History:Grey and Hastings - Families at War
The course will consider the fluctuating fortunes of the Greys and Hastings from their rise from relative mid mediaeval obscurity ithrough periods of success and the ultimate fall from grace of both families by the beginning of the 18th century.
Additional information about this course
In this course we will be studying the fascinating ups and downs of these family fortunes.
To provide an overview of the rivalry between the Grey and Hastings families which dominated the East Midlands between the mid 15th Century and the end of the Stuart period.
Who is the course for?
No experience or qualification needed; just an interest in local history and a willingness to get involved.
What topics will this course cover
We will begin by studying the rise of both families to prominence during the Middle Ages and the frequent occasions of conflict such as the Wars of the Roses, being in and out of favour with the various Tudor monarchs including the story of Lady Jane Grey and her sisters, quarrels over Leicester Forest and taking opposite sides during the English Civil War.
What will it be like?
WEA classes are friendly and supportive. You will be encouraged to work together with your fellow students and tutor. You will be asked to share your ideas and views in the class and work with the group to give and accept feedback in a supportive environment. The WEA tutor will use a range of different teaching and learning methods and encourage you to be actively involved in your learning. You may be asked to undertake work to support your course outside of your class.
By the end of the course I should be able to:
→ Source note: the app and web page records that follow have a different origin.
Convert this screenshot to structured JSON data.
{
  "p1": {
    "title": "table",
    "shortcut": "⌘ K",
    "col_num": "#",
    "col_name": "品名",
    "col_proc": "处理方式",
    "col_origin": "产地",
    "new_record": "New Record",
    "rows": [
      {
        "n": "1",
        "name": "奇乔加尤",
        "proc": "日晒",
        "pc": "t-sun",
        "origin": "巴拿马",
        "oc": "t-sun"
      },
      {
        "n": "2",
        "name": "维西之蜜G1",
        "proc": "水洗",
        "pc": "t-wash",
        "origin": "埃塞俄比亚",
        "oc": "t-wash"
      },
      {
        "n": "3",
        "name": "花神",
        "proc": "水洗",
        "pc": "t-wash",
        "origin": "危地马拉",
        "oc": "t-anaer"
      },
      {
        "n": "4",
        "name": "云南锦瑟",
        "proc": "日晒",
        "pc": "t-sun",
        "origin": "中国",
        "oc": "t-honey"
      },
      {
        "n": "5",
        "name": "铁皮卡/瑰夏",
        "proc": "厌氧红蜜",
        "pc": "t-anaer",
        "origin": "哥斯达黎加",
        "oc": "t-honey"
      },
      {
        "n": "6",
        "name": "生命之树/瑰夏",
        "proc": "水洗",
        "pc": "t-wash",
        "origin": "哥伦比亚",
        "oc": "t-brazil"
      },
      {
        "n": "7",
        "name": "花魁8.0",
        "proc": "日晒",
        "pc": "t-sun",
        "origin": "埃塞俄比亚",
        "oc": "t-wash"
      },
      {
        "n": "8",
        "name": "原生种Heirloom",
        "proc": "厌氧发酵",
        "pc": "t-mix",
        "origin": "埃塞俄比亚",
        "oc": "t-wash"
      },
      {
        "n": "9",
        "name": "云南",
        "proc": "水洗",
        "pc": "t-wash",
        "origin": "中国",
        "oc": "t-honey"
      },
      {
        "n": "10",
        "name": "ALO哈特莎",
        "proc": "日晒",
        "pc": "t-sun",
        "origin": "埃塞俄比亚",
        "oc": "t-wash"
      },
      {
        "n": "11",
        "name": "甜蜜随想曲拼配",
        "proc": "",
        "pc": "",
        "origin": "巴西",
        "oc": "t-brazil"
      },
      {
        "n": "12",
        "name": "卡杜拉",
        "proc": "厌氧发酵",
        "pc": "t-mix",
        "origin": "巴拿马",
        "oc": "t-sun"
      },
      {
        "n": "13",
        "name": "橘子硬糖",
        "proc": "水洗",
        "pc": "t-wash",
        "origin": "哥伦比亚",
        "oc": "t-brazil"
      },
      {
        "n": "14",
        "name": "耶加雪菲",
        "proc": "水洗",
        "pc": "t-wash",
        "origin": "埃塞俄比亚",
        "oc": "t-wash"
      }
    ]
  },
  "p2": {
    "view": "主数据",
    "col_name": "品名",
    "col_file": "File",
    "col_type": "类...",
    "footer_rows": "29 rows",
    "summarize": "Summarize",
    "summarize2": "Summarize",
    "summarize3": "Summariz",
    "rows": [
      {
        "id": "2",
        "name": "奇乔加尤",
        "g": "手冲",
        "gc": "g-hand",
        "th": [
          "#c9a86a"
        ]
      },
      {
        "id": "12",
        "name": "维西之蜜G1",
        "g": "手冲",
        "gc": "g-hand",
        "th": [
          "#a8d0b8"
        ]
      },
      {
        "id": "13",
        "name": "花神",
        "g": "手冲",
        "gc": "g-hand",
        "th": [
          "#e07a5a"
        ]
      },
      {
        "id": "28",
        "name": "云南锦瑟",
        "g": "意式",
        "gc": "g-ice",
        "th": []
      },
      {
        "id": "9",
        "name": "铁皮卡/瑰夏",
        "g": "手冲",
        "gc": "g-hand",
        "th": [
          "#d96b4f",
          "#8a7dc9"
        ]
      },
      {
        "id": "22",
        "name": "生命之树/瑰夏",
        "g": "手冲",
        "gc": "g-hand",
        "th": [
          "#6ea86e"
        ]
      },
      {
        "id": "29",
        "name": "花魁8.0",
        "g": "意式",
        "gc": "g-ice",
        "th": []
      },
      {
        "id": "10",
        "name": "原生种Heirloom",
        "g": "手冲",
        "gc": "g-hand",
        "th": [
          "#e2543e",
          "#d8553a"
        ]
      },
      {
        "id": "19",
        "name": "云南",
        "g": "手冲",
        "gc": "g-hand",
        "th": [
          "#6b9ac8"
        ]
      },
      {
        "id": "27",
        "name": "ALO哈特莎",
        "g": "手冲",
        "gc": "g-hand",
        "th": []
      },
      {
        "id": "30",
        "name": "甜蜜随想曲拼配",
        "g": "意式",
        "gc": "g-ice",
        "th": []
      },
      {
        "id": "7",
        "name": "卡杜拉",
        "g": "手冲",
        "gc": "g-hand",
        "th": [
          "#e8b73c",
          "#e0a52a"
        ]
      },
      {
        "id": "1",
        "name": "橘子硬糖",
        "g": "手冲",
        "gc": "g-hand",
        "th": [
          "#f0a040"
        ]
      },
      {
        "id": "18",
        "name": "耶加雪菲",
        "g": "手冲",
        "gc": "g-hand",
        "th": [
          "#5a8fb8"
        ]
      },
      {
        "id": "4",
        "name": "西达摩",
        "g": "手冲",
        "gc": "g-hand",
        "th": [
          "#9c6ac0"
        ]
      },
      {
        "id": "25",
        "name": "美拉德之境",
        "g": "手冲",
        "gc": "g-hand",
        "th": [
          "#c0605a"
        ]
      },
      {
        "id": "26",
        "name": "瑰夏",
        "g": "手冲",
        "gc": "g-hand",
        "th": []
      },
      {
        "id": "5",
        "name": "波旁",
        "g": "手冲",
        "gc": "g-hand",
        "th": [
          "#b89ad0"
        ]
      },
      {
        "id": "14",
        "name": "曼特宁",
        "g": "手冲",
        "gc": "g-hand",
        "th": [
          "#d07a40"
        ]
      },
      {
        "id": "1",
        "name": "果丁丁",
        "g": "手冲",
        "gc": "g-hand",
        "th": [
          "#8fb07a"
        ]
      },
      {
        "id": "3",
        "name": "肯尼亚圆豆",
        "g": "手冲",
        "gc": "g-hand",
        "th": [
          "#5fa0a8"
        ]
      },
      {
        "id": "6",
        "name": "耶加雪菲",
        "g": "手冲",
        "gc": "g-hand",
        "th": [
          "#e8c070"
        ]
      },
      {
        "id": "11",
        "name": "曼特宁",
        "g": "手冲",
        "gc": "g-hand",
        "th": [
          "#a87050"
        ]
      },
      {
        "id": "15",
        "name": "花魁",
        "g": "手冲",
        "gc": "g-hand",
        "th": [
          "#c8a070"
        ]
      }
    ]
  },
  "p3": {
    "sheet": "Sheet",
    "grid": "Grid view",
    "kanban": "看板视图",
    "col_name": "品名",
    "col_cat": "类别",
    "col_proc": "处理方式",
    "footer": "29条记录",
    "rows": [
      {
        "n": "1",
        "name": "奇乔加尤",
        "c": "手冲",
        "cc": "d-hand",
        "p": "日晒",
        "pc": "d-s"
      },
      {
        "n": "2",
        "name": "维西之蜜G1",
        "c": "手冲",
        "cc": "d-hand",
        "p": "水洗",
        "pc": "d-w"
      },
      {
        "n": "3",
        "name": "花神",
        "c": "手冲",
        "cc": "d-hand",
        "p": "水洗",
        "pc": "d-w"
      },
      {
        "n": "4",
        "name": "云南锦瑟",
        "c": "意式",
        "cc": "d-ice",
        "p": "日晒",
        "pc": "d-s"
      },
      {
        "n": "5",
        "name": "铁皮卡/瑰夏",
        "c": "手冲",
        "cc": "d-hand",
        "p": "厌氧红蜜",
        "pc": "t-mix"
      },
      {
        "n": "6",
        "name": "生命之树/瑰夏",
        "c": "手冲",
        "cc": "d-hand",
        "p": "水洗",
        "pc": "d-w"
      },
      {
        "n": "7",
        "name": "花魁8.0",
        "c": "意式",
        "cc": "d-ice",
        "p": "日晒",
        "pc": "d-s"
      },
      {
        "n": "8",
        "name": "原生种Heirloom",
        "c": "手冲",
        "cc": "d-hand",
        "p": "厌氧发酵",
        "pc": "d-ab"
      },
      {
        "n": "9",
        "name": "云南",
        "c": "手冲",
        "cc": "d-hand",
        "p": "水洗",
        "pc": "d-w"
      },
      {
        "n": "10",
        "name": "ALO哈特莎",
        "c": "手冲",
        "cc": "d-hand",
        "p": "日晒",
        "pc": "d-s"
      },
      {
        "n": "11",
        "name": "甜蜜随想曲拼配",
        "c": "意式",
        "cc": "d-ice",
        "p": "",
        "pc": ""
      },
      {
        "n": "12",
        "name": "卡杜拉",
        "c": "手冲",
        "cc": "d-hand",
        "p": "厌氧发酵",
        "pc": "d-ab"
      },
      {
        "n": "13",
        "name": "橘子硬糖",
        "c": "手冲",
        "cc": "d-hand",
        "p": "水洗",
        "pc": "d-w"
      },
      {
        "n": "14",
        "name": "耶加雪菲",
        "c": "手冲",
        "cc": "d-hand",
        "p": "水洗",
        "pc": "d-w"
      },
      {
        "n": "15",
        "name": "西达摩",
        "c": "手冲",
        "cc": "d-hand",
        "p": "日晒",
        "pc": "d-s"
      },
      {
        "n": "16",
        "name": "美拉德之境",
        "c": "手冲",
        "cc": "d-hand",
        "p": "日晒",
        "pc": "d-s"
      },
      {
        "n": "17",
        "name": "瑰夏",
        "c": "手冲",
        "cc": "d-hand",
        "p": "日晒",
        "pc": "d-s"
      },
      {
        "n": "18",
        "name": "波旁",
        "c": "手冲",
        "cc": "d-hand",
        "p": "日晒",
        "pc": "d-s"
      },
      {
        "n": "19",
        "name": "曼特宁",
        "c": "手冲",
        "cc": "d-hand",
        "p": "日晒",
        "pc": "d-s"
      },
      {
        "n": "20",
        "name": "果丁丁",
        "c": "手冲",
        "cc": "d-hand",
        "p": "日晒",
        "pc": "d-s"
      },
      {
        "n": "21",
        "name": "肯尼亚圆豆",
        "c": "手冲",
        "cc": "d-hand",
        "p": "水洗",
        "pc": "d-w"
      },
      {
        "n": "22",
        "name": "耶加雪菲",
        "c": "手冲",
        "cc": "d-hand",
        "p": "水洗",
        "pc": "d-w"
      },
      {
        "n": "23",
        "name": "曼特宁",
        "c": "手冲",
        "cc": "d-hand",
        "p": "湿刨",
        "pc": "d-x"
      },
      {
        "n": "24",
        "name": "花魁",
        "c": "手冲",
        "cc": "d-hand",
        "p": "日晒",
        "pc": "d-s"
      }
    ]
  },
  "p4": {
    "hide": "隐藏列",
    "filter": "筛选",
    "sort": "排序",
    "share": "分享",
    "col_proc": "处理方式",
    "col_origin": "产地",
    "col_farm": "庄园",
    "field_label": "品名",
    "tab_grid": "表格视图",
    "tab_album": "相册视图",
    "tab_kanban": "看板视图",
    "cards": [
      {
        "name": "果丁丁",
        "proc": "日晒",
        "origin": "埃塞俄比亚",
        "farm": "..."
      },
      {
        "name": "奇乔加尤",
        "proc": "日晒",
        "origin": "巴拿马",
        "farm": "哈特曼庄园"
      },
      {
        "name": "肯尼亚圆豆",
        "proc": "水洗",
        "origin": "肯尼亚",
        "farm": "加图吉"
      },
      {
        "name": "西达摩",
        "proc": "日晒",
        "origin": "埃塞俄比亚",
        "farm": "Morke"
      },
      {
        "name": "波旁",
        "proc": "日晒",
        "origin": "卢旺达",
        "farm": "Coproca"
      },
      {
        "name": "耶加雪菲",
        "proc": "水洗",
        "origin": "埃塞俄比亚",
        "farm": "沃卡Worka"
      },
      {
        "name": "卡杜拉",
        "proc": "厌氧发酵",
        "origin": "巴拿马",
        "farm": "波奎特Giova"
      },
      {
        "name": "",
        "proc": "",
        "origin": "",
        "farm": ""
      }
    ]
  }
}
1. Evaluate a range of sources to be able to clarify the factors which resulted in the rise and fall of the fortunes of the two families during the period studied. 2. Utilise the information available on the two families to be able to state what we can learn about our local history and also wider national issues from the study of this information. 3. Explain how individual examples of behaviour or actions influenced the fortunes of both families at various stages. 4. Provide examples to show how rivalries over different issues could provide flashpoints for clashes between the two families.
How will I know I'm making progress?
Although there is no formal assessment or qualification, we will start each session with a quiz type revision exercise which will enable self testing on progress. We will also be using PowerPoint presentations to reinforce our studies; a weekly learner pack will be provided so that material can be revisited at any time.
What else do I need to know, do or bring?
The learner packs provided every week will provide a permanent record of the course although a notepad and pen will be useful to note down any incidental information. A ringbinder to keep learner packs in would be useful.
Reading and information sources
"The Greys - a Long and Noble Line" by Anthony Squires is the standard work on the Greys although no one has as yet published an equivalent work on the Hastings family. "The Sisters who would be Queen" by Leanda de Lisle gives a good account of the other two Grey sisters as well as Lady Jane.
What could the course lead to?
There is no official qualification for the course, but it could provide a useful basis for he skills needed to study history at A Level. It will also supplement the learning of those who have attended our "through the ages" local history courses at Newarke Houses or Groby Village Hall or provide a useful introduction for those thinking f joining these courses held in the spring and summer terms.